_EXERCISE INSTRUCTIONS_
Give the records below again, exactly as they appear.

[App and web page records]
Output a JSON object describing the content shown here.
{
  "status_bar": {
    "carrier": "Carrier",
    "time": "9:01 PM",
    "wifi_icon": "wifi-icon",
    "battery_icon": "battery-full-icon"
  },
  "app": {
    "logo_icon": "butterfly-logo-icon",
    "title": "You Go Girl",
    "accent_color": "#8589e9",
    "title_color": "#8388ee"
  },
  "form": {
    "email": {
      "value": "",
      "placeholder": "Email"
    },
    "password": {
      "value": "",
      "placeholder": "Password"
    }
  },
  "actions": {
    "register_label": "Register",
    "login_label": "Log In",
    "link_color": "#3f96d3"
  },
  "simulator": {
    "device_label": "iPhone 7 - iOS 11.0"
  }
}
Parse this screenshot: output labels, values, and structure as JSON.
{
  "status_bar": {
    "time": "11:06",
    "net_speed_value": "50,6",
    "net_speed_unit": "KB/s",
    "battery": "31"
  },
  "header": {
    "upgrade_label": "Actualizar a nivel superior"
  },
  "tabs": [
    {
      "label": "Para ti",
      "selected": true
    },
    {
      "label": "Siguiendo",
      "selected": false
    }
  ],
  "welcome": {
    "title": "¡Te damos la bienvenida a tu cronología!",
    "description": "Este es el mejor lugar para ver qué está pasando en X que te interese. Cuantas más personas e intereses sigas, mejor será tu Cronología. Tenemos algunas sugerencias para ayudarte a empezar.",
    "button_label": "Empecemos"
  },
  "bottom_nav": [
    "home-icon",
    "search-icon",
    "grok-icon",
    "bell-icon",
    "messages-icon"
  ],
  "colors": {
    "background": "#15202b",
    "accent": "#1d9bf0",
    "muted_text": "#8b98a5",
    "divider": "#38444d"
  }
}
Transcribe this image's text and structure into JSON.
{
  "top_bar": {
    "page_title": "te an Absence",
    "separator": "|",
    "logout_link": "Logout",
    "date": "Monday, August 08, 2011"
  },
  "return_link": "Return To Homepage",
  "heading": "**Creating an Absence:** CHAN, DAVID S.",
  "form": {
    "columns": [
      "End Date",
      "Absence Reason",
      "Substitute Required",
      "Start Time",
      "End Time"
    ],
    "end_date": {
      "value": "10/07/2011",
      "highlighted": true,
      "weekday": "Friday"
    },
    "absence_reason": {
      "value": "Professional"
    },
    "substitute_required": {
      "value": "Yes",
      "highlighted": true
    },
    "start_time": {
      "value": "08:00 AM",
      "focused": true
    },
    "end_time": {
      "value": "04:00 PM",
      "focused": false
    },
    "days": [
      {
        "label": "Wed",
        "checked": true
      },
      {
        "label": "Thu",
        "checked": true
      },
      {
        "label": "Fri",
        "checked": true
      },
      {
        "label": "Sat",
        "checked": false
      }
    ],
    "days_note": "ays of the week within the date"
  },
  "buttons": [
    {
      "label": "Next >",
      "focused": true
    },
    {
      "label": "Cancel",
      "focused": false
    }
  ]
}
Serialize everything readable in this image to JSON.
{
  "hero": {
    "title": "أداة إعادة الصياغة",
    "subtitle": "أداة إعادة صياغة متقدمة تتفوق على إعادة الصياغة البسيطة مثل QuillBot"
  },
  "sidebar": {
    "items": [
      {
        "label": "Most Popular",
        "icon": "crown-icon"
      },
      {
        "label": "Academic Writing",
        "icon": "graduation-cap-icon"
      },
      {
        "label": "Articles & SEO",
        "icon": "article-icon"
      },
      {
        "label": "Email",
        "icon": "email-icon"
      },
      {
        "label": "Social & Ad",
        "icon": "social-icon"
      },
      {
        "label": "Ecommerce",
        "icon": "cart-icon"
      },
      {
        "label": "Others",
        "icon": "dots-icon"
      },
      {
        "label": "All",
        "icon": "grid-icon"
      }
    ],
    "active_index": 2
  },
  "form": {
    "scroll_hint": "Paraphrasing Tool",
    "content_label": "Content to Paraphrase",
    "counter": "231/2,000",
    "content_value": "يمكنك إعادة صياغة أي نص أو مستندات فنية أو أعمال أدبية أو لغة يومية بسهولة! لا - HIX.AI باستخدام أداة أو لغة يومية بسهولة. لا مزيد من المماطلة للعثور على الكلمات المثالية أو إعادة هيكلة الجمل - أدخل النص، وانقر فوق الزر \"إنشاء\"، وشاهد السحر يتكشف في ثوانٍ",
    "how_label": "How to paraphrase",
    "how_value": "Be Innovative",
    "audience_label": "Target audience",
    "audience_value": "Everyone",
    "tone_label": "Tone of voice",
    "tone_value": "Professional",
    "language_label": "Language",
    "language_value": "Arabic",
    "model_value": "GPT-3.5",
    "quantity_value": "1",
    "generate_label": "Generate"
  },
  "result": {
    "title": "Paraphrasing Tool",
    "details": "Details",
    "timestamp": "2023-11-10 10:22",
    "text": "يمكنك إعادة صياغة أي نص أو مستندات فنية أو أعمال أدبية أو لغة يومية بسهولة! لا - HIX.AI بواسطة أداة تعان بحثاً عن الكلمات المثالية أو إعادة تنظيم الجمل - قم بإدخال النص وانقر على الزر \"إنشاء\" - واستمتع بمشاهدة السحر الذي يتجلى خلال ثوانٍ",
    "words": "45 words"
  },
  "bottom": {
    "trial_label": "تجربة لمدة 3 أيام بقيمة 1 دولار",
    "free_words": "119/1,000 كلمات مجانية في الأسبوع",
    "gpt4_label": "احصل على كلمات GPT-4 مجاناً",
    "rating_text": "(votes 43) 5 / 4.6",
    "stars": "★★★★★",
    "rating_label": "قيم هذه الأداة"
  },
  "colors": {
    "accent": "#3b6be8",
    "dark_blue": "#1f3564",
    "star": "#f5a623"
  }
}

_WRITTEN RESPONSE_
Output a JSON object describing the content shown here.
{
  "status_bar": {
    "carrier": "Carrier",
    "time": "9:01 PM",
    "wifi_icon": "wifi-icon",
    "battery_icon": "battery-full-icon"
  },
  "app": {
    "logo_icon": "butterfly-logo-icon",
    "title": "You Go Girl",
    "accent_color": "#8589e9",
    "title_color": "#8388ee"
  },
  "form": {
    "email": {
      "value": "",
      "placeholder": "Email"
    },
    "password": {
      "value": "",
      "placeholder": "Password"
    }
  },
  "actions": {
    "register_label": "Register",
    "login_label": "Log In",
    "link_color": "#3f96d3"
  },
  "simulator": {
    "device_label": "iPhone 7 - iOS 11.0"
  }
}
Parse this screenshot: output labels, values, and structure as JSON.
{
  "status_bar": {
    "time": "11:06",
    "net_speed_value": "50,6",
    "net_speed_unit": "KB/s",
    "battery": "31"
  },
  "header": {
    "upgrade_label": "Actualizar a nivel superior"
  },
  "tabs": [
    {
      "label": "Para ti",
      "selected": true
    },
    {
      "label": "Siguiendo",
      "selected": false
    }
  ],
  "welcome": {
    "title": "¡Te damos la bienvenida a tu cronología!",
    "description": "Este es el mejor lugar para ver qué está pasando en X que te interese. Cuantas más personas e intereses sigas, mejor será tu Cronología. Tenemos algunas sugerencias para ayudarte a empezar.",
    "button_label": "Empecemos"
  },
  "bottom_nav": [
    "home-icon",
    "search-icon",
    "grok-icon",
    "bell-icon",
    "messages-icon"
  ],
  "colors": {
    "background": "#15202b",
    "accent": "#1d9bf0",
    "muted_text": "#8b98a5",
    "divider": "#38444d"
  }
}
Transcribe this image's text and structure into JSON.
{
  "top_bar": {
    "page_title": "te an Absence",
    "separator": "|",
    "logout_link": "Logout",
    "date": "Monday, August 08, 2011"
  },
  "return_link": "Return To Homepage",
  "heading": "**Creating an Absence:** CHAN, DAVID S.",
  "form": {
    "columns": [
      "End Date",
      "Absence Reason",
      "Substitute Required",
      "Start Time",
      "End Time"
    ],
    "end_date": {
      "value": "10/07/2011",
      "highlighted": true,
      "weekday": "Friday"
    },
    "absence_reason": {
      "value": "Professional"
    },
    "substitute_required": {
      "value": "Yes",
      "highlighted": true
    },
    "start_time": {
      "value": "08:00 AM",
      "focused": true
    },
    "end_time": {
      "value": "04:00 PM",
      "focused": false
    },
    "days": [
      {
        "label": "Wed",
        "checked": true
      },
      {
        "label": "Thu",
        "checked": true
      },
      {
        "label": "Fri",
        "checked": true
      },
      {
        "label": "Sat",
        "checked": false
      }
    ],
    "days_note": "ays of the week within the date"
  },
  "buttons": [
    {
      "label": "Next >",
      "focused": true
    },
    {
      "label": "Cancel",
      "focused": false
    }
  ]
}
Serialize everything readable in this image to JSON.
{
  "hero": {
    "title": "أداة إعادة الصياغة",
    "subtitle": "أداة إعادة صياغة متقدمة تتفوق على إعادة الصياغة البسيطة مثل QuillBot"
  },
  "sidebar": {
    "items": [
      {
        "label": "Most Popular",
        "icon": "crown-icon"
      },
      {
        "label": "Academic Writing",
        "icon": "graduation-cap-icon"
      },
      {
        "label": "Articles & SEO",
        "icon": "article-icon"
      },
      {
        "label": "Email",
        "icon": "email-icon"
      },
      {
        "label": "Social & Ad",
        "icon": "social-icon"
      },
      {
        "label": "Ecommerce",
        "icon": "cart-icon"
      },
      {
        "label": "Others",
        "icon": "dots-icon"
      },
      {
        "label": "All",
        "icon": "grid-icon"
      }
    ],
    "active_index": 2
  },
  "form": {
    "scroll_hint": "Paraphrasing Tool",
    "content_label": "Content to Paraphrase",
    "counter": "231/2,000",
    "content_value": "يمكنك إعادة صياغة أي نص أو مستندات فنية أو أعمال أدبية أو لغة يومية بسهولة! لا - HIX.AI باستخدام أداة أو لغة يومية بسهولة. لا مزيد من المماطلة للعثور على الكلمات المثالية أو إعادة هيكلة الجمل - أدخل النص، وانقر فوق الزر \"إنشاء\"، وشاهد السحر يتكشف في ثوانٍ",
    "how_label": "How to paraphrase",
    "how_value": "Be Innovative",
    "audience_label": "Target audience",
    "audience_value": "Everyone",
    "tone_label": "Tone of voice",
    "tone_value": "Professional",
    "language_label": "Language",
    "language_value": "Arabic",
    "model_value": "GPT-3.5",
    "quantity_value": "1",
    "generate_label": "Generate"
  },
  "result": {
    "title": "Paraphrasing Tool",
    "details": "Details",
    "timestamp": "2023-11-10 10:22",
    "text": "يمكنك إعادة صياغة أي نص أو مستندات فنية أو أعمال أدبية أو لغة يومية بسهولة! لا - HIX.AI بواسطة أداة تعان بحثاً عن الكلمات المثالية أو إعادة تنظيم الجمل - قم بإدخال النص وانقر على الزر \"إنشاء\" - واستمتع بمشاهدة السحر الذي يتجلى خلال ثوانٍ",
    "words": "45 words"
  },
  "bottom": {
    "trial_label": "تجربة لمدة 3 أيام بقيمة 1 دولار",
    "free_words": "119/1,000 كلمات مجانية في الأسبوع",
    "gpt4_label": "احصل على كلمات GPT-4 مجاناً",
    "rating_text": "(votes 43) 5 / 4.6",
    "stars": "★★★★★",
    "rating_label": "قيم هذه الأداة"
  },
  "colors": {
    "accent": "#3b6be8",
    "dark_blue": "#1f3564",
    "star": "#f5a623"
  }
}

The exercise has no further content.